The time limit for recovering land is imposed by the Limitation Ordinance. If private land or property has been adversely possessed for 12 years, the original land owner cannot commence legal action to recover it. For government land, the limitation period is longer at 60 years.

The most common types of properties which are adversely possessed are empty farmlands and apartments subject to leases. We can see many examples where at first there is a lease but then the lease or oral tenancy expires, the tenant does not continue to pay rent, and nobody attempts to evict the tenant. In this scenario the limitation period starts on the day the tenant stops paying rent.

One notable case that came before the District Court involved a sale and purchase transaction of a flat that was subject to a lease. Before the plaintiff, who was the purchaser, bought the property, the agent told him it was subject to an oral tenancy and that the tenant had been paying rent. But after purchasing, the plaintiff found out the flat had no record of rent payment. The plaintiff then applied to the Lands Tribunal to recover the property and succeeded initially. However, the defendant, who was the occupier of the flat, appealed and the case was reverted to the District Court for retrial. The defendant eventually won on the grounds of adverse possession.

The court heard the purchaser had been guided by the agent, who was subsequently dismissed by the estate agency for contravening certain rules. While the court accepted the purchaser’s evidence, it also acknowledged that the purchaser was not aware of all the facts and that it was necessary to look at the evidence of the defendant, who relied on two witnesses: himself and his brother.

The brother claimed that he spent tens of thousands of dollars to purchase the flat in 1992. He lived there alone until, subsequently, his family came and he allowed them to live in the flat. In 2001, the defendant moved into the apartment and, from then onwards, only he lived there. The defendant always thought he was the owner of the flat and contributed towards the water supply and electric bills. The court believed the defendant and his brother and held that their evidence supported the view that the defendant had actual possession of the apartment as well as the necessary intent.

It should be noted that if an adverse possessor has previously paid rent or has not sufficiently fenced off the land such that others may wander in freely, this lowers his or her chances of successfully claiming adverse possession.

So, when an owner discovers that his property is occupied by a trespasser, what is the most appropriate action to take? Firstly, if the property is locked and the owner does not have a key to unlock, then he or she should not forcefully enter as this can lead to other issues, such as claims of criminal damage or theft. The best option is to approach a lawyer to take legal action to recover the property. It is also worth remembering that once a plaintiff has applied to the court to recover a property, the limitation period stops running.

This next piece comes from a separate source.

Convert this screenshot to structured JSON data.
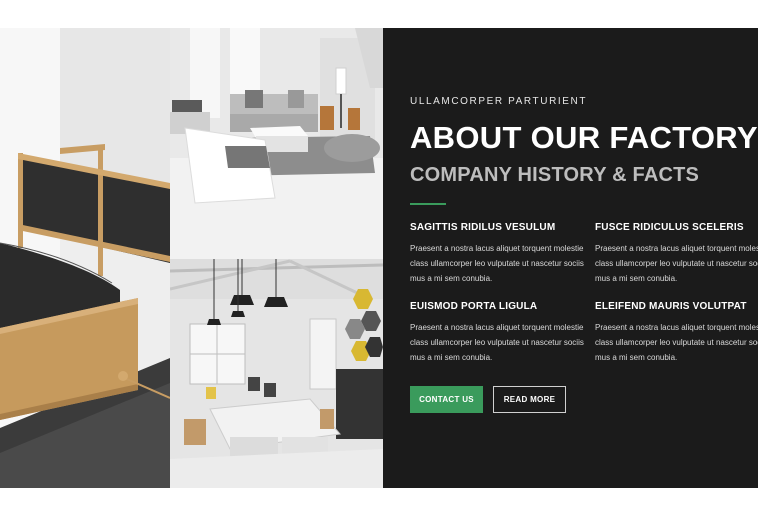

When purchasing empty property, it is necessary to check whether there are third parties with an interest in it. If the property is subject to a tenancy, do not easily trust people who say there is an oral tenancy, it is essential to inspect the written tenancy agreement, obtain evidence of rent payment and double check the identity of the tenant. As for land owners, it is important to inspect vacant farmlands or property from time to time to avoid unnecessary legal conflicts.

Finally, adverse possession is colloquially known in Cantonese as “adverse invasion”. However, the official vocabulary is adverse possession, which is more neutral and appropriate because, in law, we focus on the adverse possessor’s actual possession and not whether the motive was to invade the property or whether the adverse possessor is morally guilty for invading the property. Sometimes, the concept of adverse possession is used to give the true owner the opportunity to demonstrate in court that he or she ought to have title to the land.

Alex Liu has been Chairman of the Appeal Tribunal Panel (Buildings Ordinance) since 2007 and has considerable experience in dealing with property ownership and building management issues. The above article is based on advice he has offered during regular appearances in the TVB documentary series A Property a Day.